[Input for this task]:
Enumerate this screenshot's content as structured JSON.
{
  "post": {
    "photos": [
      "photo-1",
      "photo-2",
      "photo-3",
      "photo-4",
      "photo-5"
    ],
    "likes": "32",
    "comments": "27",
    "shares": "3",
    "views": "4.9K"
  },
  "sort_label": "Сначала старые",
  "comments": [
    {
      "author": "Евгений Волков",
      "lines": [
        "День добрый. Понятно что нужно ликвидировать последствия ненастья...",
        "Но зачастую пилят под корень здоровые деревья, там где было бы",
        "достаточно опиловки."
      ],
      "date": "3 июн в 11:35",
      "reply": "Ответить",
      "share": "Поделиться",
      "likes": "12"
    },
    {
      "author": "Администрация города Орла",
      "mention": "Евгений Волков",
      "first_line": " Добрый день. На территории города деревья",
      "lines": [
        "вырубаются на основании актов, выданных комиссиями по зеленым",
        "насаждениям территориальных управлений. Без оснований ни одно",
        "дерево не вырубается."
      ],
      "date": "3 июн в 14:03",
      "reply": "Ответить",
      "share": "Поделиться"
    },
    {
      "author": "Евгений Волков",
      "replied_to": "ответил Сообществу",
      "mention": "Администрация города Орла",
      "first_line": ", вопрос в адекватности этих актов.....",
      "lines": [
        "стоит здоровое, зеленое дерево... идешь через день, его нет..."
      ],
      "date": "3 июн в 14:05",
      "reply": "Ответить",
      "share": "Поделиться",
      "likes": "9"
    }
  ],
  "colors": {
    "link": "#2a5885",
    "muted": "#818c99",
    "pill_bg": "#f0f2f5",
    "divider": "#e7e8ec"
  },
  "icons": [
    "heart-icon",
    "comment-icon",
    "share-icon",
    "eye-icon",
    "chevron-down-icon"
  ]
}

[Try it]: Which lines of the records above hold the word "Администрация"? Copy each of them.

[Output for this task]:
      "author": "Администрация города Орла",
      "mention": "Администрация города Орла",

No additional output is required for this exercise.